> _Work task_: In the records below, pick out all lines containing the word "Jean".

> _Dataset extract_:
* * * * *

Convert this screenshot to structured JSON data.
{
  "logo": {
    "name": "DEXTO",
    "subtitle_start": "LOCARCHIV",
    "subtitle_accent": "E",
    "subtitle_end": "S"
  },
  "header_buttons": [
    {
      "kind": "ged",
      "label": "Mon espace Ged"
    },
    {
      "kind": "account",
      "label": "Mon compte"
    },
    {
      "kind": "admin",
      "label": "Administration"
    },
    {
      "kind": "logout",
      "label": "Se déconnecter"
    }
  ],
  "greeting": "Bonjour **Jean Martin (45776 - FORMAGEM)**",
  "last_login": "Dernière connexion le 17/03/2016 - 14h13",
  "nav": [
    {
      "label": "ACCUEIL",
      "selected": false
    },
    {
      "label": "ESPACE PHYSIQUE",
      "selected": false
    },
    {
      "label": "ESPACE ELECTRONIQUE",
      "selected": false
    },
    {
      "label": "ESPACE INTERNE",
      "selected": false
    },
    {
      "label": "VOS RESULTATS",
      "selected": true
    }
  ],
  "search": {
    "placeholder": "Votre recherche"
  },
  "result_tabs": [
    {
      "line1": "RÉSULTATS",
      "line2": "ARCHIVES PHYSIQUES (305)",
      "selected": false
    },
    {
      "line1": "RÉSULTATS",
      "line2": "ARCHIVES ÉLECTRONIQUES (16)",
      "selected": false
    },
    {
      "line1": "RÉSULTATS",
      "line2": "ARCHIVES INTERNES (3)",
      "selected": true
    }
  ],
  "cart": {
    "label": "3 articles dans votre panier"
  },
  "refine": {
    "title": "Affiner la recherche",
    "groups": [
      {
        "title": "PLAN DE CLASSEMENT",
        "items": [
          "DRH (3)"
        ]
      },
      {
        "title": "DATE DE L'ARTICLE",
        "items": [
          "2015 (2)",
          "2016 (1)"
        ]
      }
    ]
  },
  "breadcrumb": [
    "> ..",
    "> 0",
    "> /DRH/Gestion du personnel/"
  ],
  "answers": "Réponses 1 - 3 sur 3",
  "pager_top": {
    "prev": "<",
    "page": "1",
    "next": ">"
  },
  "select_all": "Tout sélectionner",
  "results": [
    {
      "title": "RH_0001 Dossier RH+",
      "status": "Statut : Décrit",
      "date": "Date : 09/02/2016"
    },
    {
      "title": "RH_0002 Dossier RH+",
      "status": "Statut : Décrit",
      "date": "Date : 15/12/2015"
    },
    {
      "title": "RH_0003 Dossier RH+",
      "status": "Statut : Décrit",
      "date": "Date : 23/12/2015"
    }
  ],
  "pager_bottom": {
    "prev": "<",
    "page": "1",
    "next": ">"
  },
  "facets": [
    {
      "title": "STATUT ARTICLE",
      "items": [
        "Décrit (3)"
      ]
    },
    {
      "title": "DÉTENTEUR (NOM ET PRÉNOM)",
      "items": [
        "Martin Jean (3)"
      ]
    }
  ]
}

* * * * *

> _Written response_:
  "greeting": "Bonjour **Jean Martin (45776 - FORMAGEM)**",
        "Martin Jean (3)"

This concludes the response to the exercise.